Your instructions. Please print the entries exactly, omitting each image.

Dataset entries.
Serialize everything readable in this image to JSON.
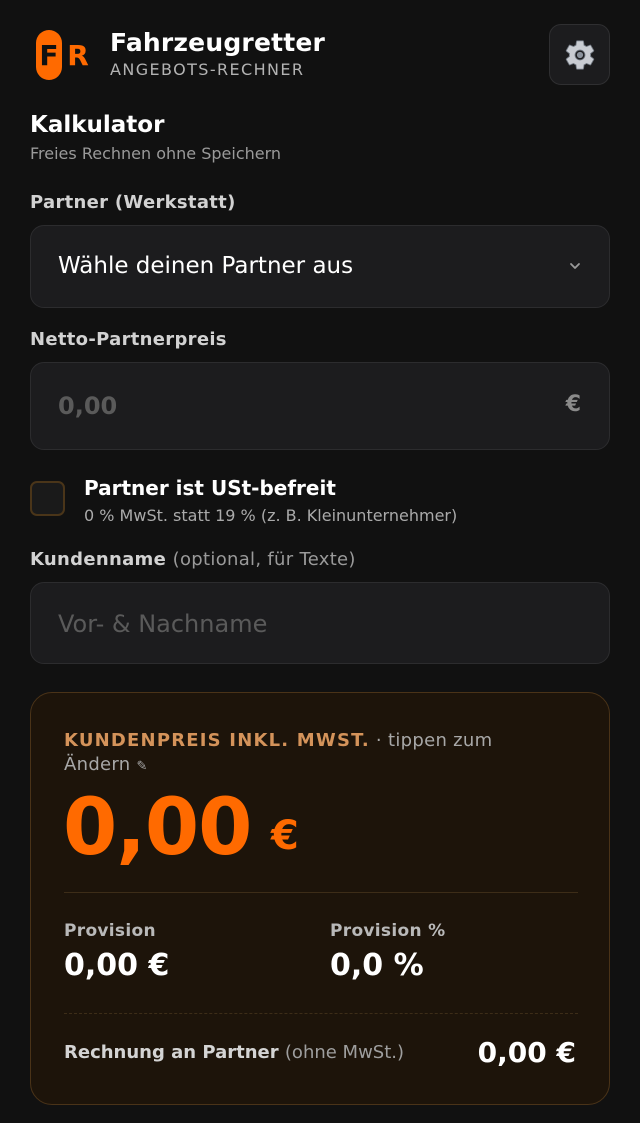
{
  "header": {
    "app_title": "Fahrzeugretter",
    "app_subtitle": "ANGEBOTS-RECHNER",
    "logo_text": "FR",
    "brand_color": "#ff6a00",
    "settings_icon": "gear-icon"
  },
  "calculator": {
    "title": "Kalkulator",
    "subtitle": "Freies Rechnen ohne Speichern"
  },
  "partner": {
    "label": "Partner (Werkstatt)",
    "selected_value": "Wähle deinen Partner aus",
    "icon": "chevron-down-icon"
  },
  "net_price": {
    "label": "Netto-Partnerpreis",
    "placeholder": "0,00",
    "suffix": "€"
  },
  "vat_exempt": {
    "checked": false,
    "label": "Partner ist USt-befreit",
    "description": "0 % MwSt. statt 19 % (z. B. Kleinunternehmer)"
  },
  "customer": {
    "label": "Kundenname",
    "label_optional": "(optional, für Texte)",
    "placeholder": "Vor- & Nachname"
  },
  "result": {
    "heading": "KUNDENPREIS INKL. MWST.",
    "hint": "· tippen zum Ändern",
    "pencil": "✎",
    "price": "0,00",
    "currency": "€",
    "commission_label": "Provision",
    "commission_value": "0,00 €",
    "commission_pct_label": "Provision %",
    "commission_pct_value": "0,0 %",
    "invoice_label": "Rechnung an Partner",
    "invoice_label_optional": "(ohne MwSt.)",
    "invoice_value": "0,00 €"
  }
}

Solution.
Serialize everything readable in this image to JSON.
{
  "header": {
    "app_title": "Fahrzeugretter",
    "app_subtitle": "ANGEBOTS-RECHNER",
    "logo_text": "FR",
    "brand_color": "#ff6a00",
    "settings_icon": "gear-icon"
  },
  "calculator": {
    "title": "Kalkulator",
    "subtitle": "Freies Rechnen ohne Speichern"
  },
  "partner": {
    "label": "Partner (Werkstatt)",
    "selected_value": "Wähle deinen Partner aus",
    "icon": "chevron-down-icon"
  },
  "net_price": {
    "label": "Netto-Partnerpreis",
    "placeholder": "0,00",
    "suffix": "€"
  },
  "vat_exempt": {
    "checked": false,
    "label": "Partner ist USt-befreit",
    "description": "0 % MwSt. statt 19 % (z. B. Kleinunternehmer)"
  },
  "customer": {
    "label": "Kundenname",
    "label_optional": "(optional, für Texte)",
    "placeholder": "Vor- & Nachname"
  },
  "result": {
    "heading": "KUNDENPREIS INKL. MWST.",
    "hint": "· tippen zum Ändern",
    "pencil": "✎",
    "price": "0,00",
    "currency": "€",
    "commission_label": "Provision",
    "commission_value": "0,00 €",
    "commission_pct_label": "Provision %",
    "commission_pct_value": "0,0 %",
    "invoice_label": "Rechnung an Partner",
    "invoice_label_optional": "(ohne MwSt.)",
    "invoice_value": "0,00 €"
  }
}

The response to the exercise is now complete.